+ What inspired you to start BPS and how did you get started?
Career burnout is what really shifted my focus. My professional career was in Human Resources and I woke up one day and knew I needed a change. I wanted to focus on helping others. I am very fortunate to have an amazingly supportive husband who has encouraged me at every step.
I originally looked into helping my hometown community in Rocky Ford, Colo., which has an 80 percent Free and Reduced Lunch eligibility. It was my husband who said, we have a school in our back yard, why don't you see if they need help. I, like many others, didn't think there was a need in our community. I started researching and found that Douglas County had about 7 percent Free and Reduced eligibility, which was around 5,500 students. I knew that this goal was obtainable and we could make a difference, one school at a time. I also knew that many students wouldn't sign up if they had to carry a bag of food and risk being singled out or looking different than the others. My original idea was to put this food in an unmarked and reusable drawstring backpack, hence "Backpack Society," a secret society where kids could get the food they needed without risking embarrassment.

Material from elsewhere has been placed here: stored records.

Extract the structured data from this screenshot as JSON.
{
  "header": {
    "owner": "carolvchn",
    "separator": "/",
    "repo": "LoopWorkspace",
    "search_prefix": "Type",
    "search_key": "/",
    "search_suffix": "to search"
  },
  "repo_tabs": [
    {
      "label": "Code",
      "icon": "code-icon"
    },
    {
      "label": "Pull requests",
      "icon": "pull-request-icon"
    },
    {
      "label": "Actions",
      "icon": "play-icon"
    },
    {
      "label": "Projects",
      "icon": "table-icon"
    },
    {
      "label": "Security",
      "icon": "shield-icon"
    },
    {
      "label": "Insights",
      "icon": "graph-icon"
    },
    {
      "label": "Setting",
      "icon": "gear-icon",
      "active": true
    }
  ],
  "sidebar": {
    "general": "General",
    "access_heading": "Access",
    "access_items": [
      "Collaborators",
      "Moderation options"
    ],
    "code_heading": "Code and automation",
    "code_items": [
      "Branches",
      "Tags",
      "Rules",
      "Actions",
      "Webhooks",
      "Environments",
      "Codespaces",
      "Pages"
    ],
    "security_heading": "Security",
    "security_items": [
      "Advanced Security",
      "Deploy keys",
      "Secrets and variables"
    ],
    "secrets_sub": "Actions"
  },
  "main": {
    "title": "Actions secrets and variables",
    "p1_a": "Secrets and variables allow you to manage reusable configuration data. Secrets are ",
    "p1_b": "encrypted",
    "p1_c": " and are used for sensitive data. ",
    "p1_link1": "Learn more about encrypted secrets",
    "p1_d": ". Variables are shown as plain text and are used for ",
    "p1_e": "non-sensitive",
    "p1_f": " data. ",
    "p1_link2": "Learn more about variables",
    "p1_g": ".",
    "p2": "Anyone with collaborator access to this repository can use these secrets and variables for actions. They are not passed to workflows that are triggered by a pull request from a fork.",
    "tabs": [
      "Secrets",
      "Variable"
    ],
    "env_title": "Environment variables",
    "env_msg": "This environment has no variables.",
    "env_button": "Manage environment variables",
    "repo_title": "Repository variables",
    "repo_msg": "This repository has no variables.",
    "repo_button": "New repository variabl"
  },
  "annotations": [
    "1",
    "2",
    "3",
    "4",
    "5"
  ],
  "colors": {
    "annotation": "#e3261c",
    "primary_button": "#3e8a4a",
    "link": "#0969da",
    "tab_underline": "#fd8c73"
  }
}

I reached out to Thunder Ridge High School and just asked if a weekend food program would be something they would be interested in, and I rolled out a pilot program for 20 students. I was fully funding it myself, but I knew in my heart when more people found out about the need, they too would help.
+ Highlands Ranch and Lone Tree seem like affluent places? Why is this service needed?This is a great question. Most people don't realize there are folks right here in our community who need help. Hunger can affect people from all walks of life, it doesn't discriminate. Before the pandemic, we knew there was a need and now that need has grown even more. Many households are just one job loss, missed paycheck, or medical emergency away from hunger. Being an affluent community can overshadow those living right here who need help, which is why it is important for organizations like ours to exist.

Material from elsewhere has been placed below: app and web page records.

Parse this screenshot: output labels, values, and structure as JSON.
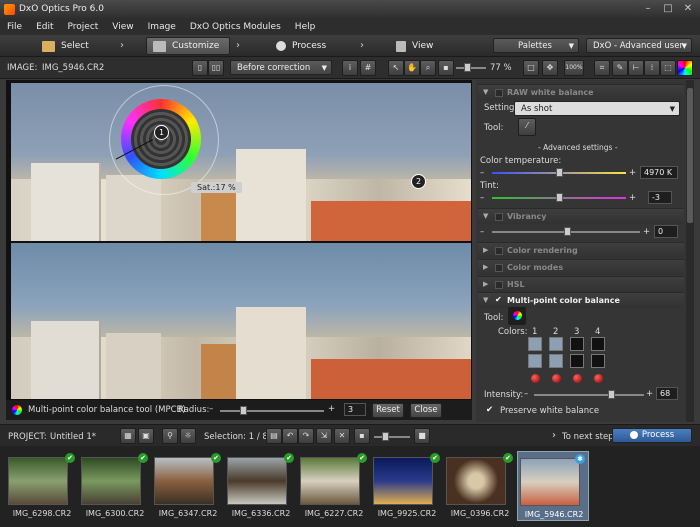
{
  "window": {
    "title": "DxO Optics Pro 6.0",
    "controls": [
      "–",
      "□",
      "✕"
    ]
  },
  "menu": [
    "File",
    "Edit",
    "Project",
    "View",
    "Image",
    "DxO Optics Modules",
    "Help"
  ],
  "tabs": [
    {
      "label": "Select"
    },
    {
      "label": "Customize",
      "active": true
    },
    {
      "label": "Process"
    },
    {
      "label": "View"
    }
  ],
  "tabbar": {
    "palettes": "Palettes",
    "workspace": "DxO - Advanced user"
  },
  "toolbar": {
    "image_label": "IMAGE:",
    "image_name": "IMG_5946.CR2",
    "compare": "Before correction",
    "zoom": "77 %",
    "zoom100": "100%"
  },
  "viewer": {
    "marker1": "1",
    "marker2": "2",
    "sat_readout": "Sat.:17 %"
  },
  "mpcb": {
    "label": "Multi-point color balance tool (MPCB)",
    "radius_label": "Radius:",
    "radius_value": "3",
    "reset": "Reset",
    "close": "Close"
  },
  "panel": {
    "raw_wb": {
      "title": "RAW white balance",
      "setting_label": "Setting:",
      "setting_value": "As shot",
      "tool_label": "Tool:",
      "advanced": "- Advanced settings -",
      "temp_label": "Color temperature:",
      "temp_value": "4970 K",
      "tint_label": "Tint:",
      "tint_value": "-3"
    },
    "vibrancy": {
      "title": "Vibrancy",
      "value": "0"
    },
    "color_rendering": "Color rendering",
    "color_modes": "Color modes",
    "hsl": "HSL",
    "mpcb": {
      "title": "Multi-point color balance",
      "tool_label": "Tool:",
      "colors_label": "Colors:",
      "cols": [
        "1",
        "2",
        "3",
        "4"
      ],
      "intensity_label": "Intensity:",
      "intensity_value": "68",
      "preserve": "Preserve white balance"
    }
  },
  "project": {
    "label": "PROJECT:",
    "name": "Untitled 1*",
    "selection": "Selection: 1 / 8",
    "next_step": "To next step",
    "process": "Process"
  },
  "filmstrip": [
    "IMG_6298.CR2",
    "IMG_6300.CR2",
    "IMG_6347.CR2",
    "IMG_6336.CR2",
    "IMG_6227.CR2",
    "IMG_9925.CR2",
    "IMG_0396.CR2",
    "IMG_5946.CR2"
  ],
  "colors": {
    "accent": "#4a7fc0",
    "check": "#2a9a2a",
    "active_tab": "#5a5a5a"
  }
}
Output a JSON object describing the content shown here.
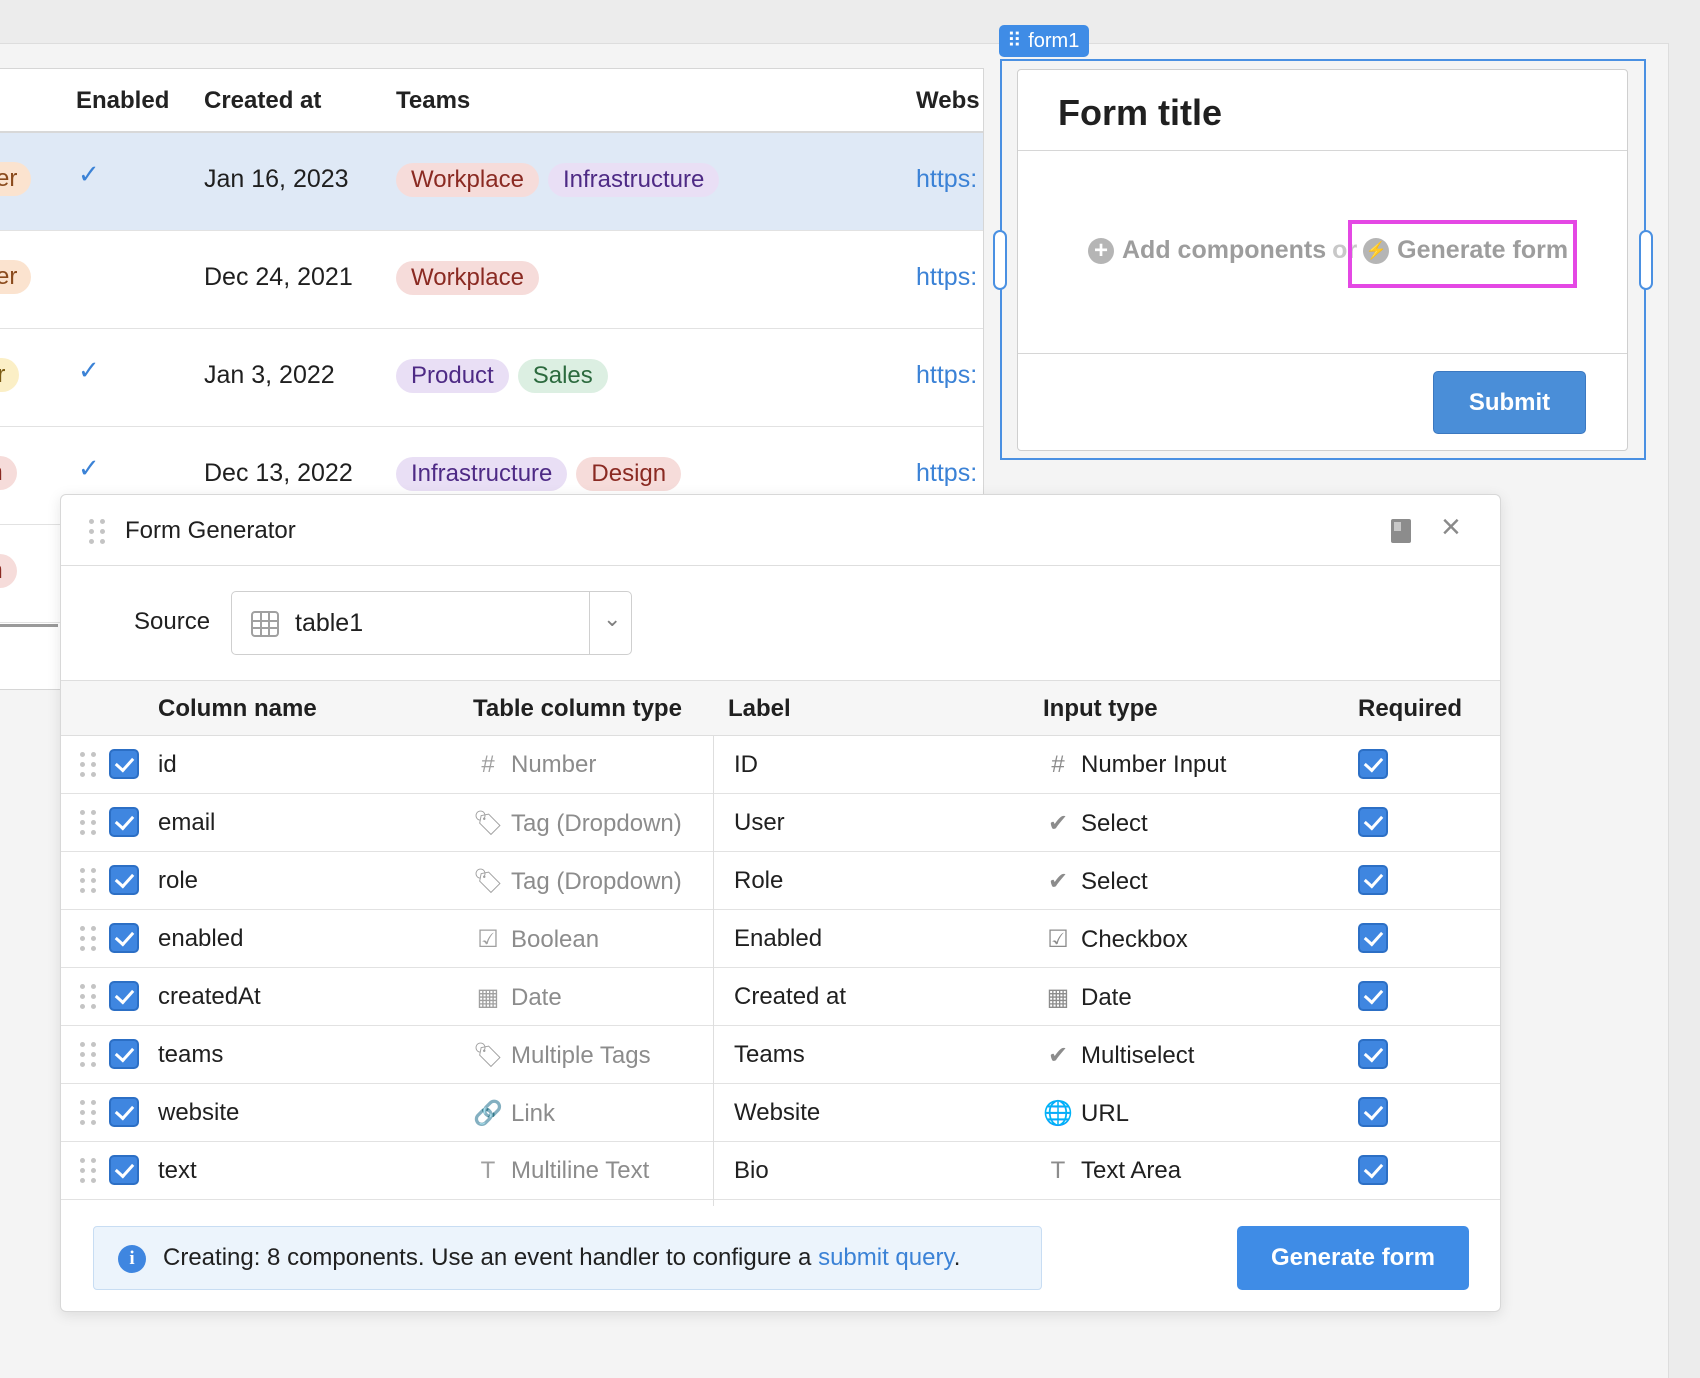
{
  "background_table": {
    "headers": {
      "enabled": "Enabled",
      "created_at": "Created at",
      "teams": "Teams",
      "website": "Webs"
    },
    "rows": [
      {
        "role": "ver",
        "role_bg": "#fbe3cf",
        "role_color": "#8a4a1c",
        "enabled": "✓",
        "created": "Jan 16, 2023",
        "teams": [
          {
            "label": "Workplace",
            "bg": "#f6dcda",
            "color": "#8a2a22"
          },
          {
            "label": "Infrastructure",
            "bg": "#e9dff5",
            "color": "#4e2a85"
          }
        ],
        "website": "https:",
        "selected": true
      },
      {
        "role": "ver",
        "role_bg": "#fbe3cf",
        "role_color": "#8a4a1c",
        "enabled": "",
        "created": "Dec 24, 2021",
        "teams": [
          {
            "label": "Workplace",
            "bg": "#f6dcda",
            "color": "#8a2a22"
          }
        ],
        "website": "https:",
        "selected": false
      },
      {
        "role": "or",
        "role_bg": "#fbefc6",
        "role_color": "#7a5a12",
        "enabled": "✓",
        "created": "Jan 3, 2022",
        "teams": [
          {
            "label": "Product",
            "bg": "#e9dff5",
            "color": "#4e2a85"
          },
          {
            "label": "Sales",
            "bg": "#dcefe2",
            "color": "#2c6a3e"
          }
        ],
        "website": "https:",
        "selected": false
      },
      {
        "role": "in",
        "role_bg": "#f6dcda",
        "role_color": "#8a2a22",
        "enabled": "✓",
        "created": "Dec 13, 2022",
        "teams": [
          {
            "label": "Infrastructure",
            "bg": "#e9dff5",
            "color": "#4e2a85"
          },
          {
            "label": "Design",
            "bg": "#f6dcda",
            "color": "#8a2a22"
          }
        ],
        "website": "https:",
        "selected": false
      },
      {
        "role": "in",
        "role_bg": "#f6dcda",
        "role_color": "#8a2a22",
        "enabled": "",
        "created": "",
        "teams": [],
        "website": "",
        "selected": false
      }
    ]
  },
  "form1": {
    "label": "form1",
    "title": "Form title",
    "add_components": "Add components",
    "or": "or",
    "generate_form_link": "Generate form",
    "submit": "Submit"
  },
  "dialog": {
    "title": "Form Generator",
    "source_label": "Source",
    "source_value": "table1",
    "columns": {
      "column_name": "Column name",
      "table_column_type": "Table column type",
      "label": "Label",
      "input_type": "Input type",
      "required": "Required"
    },
    "rows": [
      {
        "name": "id",
        "type_icon": "#",
        "type": "Number",
        "label": "ID",
        "input_icon": "#",
        "input_type": "Number Input"
      },
      {
        "name": "email",
        "type_icon": "🏷",
        "type": "Tag (Dropdown)",
        "label": "User",
        "input_icon": "✔",
        "input_type": "Select"
      },
      {
        "name": "role",
        "type_icon": "🏷",
        "type": "Tag (Dropdown)",
        "label": "Role",
        "input_icon": "✔",
        "input_type": "Select"
      },
      {
        "name": "enabled",
        "type_icon": "☑",
        "type": "Boolean",
        "label": "Enabled",
        "input_icon": "☑",
        "input_type": "Checkbox"
      },
      {
        "name": "createdAt",
        "type_icon": "▦",
        "type": "Date",
        "label": "Created at",
        "input_icon": "▦",
        "input_type": "Date"
      },
      {
        "name": "teams",
        "type_icon": "🏷",
        "type": "Multiple Tags",
        "label": "Teams",
        "input_icon": "✔",
        "input_type": "Multiselect"
      },
      {
        "name": "website",
        "type_icon": "🔗",
        "type": "Link",
        "label": "Website",
        "input_icon": "🌐",
        "input_type": "URL"
      },
      {
        "name": "text",
        "type_icon": "T",
        "type": "Multiline Text",
        "label": "Bio",
        "input_icon": "T",
        "input_type": "Text Area"
      }
    ],
    "info_prefix": "Creating: 8 components. Use an event handler to configure a ",
    "info_link": "submit query",
    "info_suffix": ".",
    "generate_button": "Generate form"
  },
  "colors": {
    "accent": "#3f8ce6",
    "highlight": "#e448e4",
    "selected_row": "#dfe9f6"
  }
}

+ What areas do you serve?
We currently have 25 schools in Highlands Ranch, one in Lone Tree and Sedalia. We just started rolling out to Littleton this school year, and plan to see large growth there.
BackPack Society Programs

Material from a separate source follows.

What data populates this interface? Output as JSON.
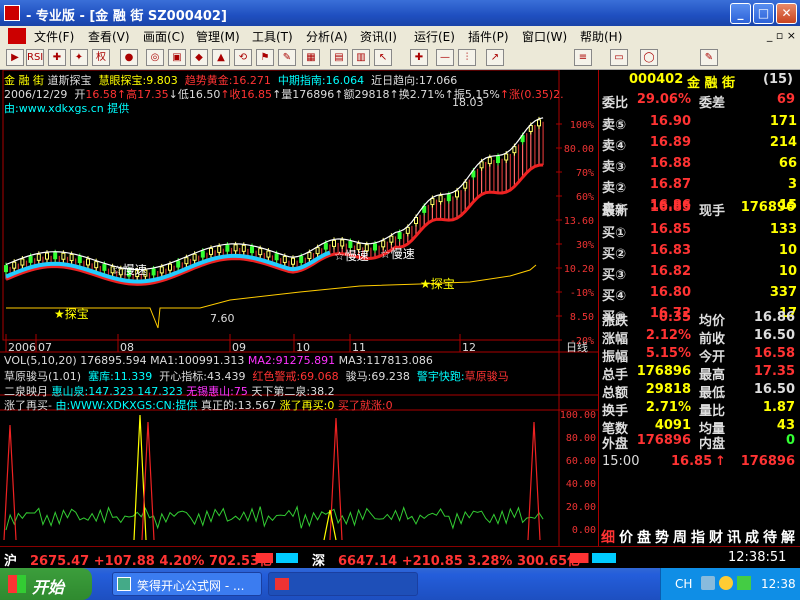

Student Weekend Program — Students go home with six meals, plus snacks and drinks.
Family/Staff Program — Groceries for their entire household. Families pick up milk, eggs, meat, fresh produce, bread, etc.
School Pantry Program - Shelf-stable snacks and small meals students have access to at school.
Warren Village Outreach - A nonprofit that helps single-parent families transition out of homelessness. Food for after SNAP benefits run out at the end of the month.
Partners - Food Bank of the Rockies, We Don't Waste, Flower Baking Co., King Soopers Zero Hunger/Zero Waste, Copeland Family Dental, Mountainview Christian Church, Modern Plate.
"Helping others is something that has always been a part of my life. I grew up in a low-income household and didn't have much, but still, we would always share. There was a sense of community and extended family." June Everett